Influence Of Interleukin-1 On Neutrophil Funciton And Resistance To Streptococcus Suis In Young Pigs

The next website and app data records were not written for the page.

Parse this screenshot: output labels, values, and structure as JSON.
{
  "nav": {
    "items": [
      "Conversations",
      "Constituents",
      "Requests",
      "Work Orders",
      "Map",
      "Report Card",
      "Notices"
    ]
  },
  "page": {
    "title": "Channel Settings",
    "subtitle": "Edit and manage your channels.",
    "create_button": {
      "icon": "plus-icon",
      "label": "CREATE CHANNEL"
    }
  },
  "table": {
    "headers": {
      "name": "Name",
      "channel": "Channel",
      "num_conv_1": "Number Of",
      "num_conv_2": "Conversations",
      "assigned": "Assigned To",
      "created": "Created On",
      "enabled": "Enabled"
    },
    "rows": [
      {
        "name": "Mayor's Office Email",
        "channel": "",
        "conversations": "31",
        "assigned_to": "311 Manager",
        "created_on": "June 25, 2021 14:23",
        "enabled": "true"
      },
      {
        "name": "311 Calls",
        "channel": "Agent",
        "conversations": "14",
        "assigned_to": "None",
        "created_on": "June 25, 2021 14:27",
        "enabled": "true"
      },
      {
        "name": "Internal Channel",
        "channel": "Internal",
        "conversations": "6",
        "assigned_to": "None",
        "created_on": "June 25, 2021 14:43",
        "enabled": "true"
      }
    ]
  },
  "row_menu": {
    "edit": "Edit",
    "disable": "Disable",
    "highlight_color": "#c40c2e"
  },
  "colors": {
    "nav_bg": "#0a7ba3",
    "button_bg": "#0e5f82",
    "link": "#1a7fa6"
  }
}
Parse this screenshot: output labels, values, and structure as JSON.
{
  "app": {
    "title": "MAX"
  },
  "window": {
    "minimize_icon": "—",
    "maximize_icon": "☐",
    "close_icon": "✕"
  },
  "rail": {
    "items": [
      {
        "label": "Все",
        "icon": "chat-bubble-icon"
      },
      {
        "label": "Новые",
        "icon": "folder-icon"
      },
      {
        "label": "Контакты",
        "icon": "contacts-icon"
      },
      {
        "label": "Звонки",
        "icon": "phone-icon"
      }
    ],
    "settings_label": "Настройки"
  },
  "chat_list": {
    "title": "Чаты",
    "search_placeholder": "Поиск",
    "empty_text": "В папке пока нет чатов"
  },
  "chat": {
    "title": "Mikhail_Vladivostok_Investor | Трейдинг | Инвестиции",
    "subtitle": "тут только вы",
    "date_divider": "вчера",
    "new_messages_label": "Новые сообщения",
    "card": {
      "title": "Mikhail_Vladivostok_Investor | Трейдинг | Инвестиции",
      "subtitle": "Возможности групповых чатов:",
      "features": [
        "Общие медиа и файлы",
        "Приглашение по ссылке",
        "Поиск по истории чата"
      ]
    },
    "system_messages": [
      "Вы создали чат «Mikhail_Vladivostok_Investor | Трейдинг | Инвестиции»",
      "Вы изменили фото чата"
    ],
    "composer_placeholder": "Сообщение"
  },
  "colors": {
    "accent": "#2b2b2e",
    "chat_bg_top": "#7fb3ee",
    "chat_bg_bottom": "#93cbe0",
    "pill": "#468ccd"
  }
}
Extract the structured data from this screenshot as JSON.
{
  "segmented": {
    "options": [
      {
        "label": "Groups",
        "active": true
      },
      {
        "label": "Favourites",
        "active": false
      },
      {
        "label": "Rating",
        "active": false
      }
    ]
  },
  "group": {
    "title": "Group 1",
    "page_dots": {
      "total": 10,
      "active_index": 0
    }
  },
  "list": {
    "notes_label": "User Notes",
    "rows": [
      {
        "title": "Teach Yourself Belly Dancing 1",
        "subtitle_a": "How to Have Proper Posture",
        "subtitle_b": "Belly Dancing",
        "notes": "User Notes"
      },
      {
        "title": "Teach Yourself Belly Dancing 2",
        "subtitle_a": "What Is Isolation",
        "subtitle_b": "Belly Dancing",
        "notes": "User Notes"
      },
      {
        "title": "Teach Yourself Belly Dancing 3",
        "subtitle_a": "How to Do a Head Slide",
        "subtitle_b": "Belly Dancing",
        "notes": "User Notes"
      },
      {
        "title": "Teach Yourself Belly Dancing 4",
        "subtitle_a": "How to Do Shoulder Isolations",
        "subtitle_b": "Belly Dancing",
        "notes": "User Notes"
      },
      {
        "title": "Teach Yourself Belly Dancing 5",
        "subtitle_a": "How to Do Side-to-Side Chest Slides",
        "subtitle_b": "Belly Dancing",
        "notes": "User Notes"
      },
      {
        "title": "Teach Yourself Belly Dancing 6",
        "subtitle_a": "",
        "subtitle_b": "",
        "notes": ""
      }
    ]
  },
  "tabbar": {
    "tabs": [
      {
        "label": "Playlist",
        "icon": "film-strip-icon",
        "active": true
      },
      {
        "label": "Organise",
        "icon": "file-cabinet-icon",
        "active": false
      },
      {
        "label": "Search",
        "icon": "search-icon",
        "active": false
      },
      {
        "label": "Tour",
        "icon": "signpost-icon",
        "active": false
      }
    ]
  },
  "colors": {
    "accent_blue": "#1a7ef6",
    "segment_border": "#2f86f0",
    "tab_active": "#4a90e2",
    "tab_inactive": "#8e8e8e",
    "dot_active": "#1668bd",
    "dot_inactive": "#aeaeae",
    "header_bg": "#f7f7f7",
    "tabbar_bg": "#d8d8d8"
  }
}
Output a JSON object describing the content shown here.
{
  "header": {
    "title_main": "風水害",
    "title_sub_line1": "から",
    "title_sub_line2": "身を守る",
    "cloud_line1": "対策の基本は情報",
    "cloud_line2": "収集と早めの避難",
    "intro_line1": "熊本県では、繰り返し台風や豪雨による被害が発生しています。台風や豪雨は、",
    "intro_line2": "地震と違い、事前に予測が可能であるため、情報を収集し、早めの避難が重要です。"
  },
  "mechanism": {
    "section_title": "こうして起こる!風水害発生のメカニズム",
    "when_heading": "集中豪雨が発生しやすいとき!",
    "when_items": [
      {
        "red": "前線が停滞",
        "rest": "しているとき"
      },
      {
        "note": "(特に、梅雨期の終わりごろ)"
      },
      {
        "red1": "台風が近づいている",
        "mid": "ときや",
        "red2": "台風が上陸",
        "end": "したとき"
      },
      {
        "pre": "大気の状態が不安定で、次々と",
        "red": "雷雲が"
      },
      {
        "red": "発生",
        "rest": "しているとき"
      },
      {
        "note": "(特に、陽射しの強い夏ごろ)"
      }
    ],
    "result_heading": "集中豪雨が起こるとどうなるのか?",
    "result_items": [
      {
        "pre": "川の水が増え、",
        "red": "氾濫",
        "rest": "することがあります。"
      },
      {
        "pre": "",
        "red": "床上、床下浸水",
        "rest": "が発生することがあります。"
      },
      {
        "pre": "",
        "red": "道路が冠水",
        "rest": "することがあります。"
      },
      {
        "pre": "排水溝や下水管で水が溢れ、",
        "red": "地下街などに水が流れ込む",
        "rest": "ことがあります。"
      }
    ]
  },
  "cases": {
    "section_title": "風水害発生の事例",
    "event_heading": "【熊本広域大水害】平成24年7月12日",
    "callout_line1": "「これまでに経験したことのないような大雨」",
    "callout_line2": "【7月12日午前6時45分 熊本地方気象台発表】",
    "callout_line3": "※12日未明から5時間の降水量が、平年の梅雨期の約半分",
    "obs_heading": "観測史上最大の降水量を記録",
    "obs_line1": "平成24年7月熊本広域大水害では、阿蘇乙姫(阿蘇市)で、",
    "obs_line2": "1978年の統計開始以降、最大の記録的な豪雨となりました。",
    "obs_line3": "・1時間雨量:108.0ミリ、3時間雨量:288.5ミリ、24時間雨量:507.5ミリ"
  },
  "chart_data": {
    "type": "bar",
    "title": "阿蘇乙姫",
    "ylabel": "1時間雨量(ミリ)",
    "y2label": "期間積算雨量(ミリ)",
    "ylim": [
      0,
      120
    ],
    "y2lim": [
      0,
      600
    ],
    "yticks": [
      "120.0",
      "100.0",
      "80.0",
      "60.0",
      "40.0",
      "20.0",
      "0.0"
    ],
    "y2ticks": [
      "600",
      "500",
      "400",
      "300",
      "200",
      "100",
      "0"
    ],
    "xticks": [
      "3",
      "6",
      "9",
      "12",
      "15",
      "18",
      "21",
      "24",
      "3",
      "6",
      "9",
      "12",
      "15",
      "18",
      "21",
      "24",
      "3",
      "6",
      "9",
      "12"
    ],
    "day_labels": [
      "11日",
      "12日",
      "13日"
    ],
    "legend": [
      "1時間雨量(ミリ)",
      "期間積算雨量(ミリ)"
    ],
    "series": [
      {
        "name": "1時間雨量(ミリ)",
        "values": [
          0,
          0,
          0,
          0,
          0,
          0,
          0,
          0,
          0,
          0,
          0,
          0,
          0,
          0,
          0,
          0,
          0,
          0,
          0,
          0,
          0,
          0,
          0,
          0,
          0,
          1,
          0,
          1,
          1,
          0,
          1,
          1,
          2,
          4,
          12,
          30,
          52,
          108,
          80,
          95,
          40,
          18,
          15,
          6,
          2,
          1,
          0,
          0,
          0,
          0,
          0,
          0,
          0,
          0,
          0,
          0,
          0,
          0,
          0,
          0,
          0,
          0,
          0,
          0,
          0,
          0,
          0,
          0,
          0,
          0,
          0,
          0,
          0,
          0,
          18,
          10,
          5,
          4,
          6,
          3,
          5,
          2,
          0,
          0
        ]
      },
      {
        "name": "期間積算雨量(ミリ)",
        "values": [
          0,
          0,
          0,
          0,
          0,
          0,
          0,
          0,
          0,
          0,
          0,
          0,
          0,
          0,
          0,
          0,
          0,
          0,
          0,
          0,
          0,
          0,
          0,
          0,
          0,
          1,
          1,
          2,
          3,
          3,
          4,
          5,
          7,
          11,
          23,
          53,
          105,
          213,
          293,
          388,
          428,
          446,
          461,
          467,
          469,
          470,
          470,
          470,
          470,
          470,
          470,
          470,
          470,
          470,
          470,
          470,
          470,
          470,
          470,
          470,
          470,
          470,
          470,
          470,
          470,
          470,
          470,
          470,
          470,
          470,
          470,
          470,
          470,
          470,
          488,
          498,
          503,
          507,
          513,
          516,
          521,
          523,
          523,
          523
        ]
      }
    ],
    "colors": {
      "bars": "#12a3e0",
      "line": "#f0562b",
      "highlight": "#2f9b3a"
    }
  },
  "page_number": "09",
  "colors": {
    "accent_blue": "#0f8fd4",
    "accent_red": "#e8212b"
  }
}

Kansas State University Swine Research. Nonspecific immunity is usually lower in young pigs than adults. Consequently, enhancing the young pig’s nonspecific immune capability may be beneficial for the health and performance of early-weaned pigs. Twenty, 9-d-old, crossbred pigs were allotted by litter and weight into two treatment groups: recombinant bovine interleukin- 1b (rBoIL-1b; 5 g/kg, intramuscularly at 9 and 10 d of age)) or control. Pigs were weaned at 10 d of age and housed in an isolation facility with ad libitum access to water and a pelleted diet formulated to meet the nutrient requirements and provide maximum growth of early-weaned pigs. Blood samples were obtained on 9, 12, 15, and 18 d of age for determination of several neutrophil function assays including: bactericidal activity, antibody-dependent cellular cytotoxicity (ADCC), and superoxide anion production. Pigs were challenged with S. suis (serotype 2) at 18 d of age. Neutrophil-mediated ADCC was increased at 12, 15, and 18 d of age in pigs treated with rBoIL-1b. Two days postweaning, neutrophil-mediated lysis of Staphylococcus aureus was lower in control pigs when compared to rBoIL-1b- treated pigs (6.6 vs 13.3%). Superoxide anion production was not influenced by rBoIL-1b treatment. Clinical signs of S. suis infection were less severe in pigs administered rBoIL-1b. These data suggest that rBoIL-1b increases neutrophil function and resistance to S. suis in early-weaned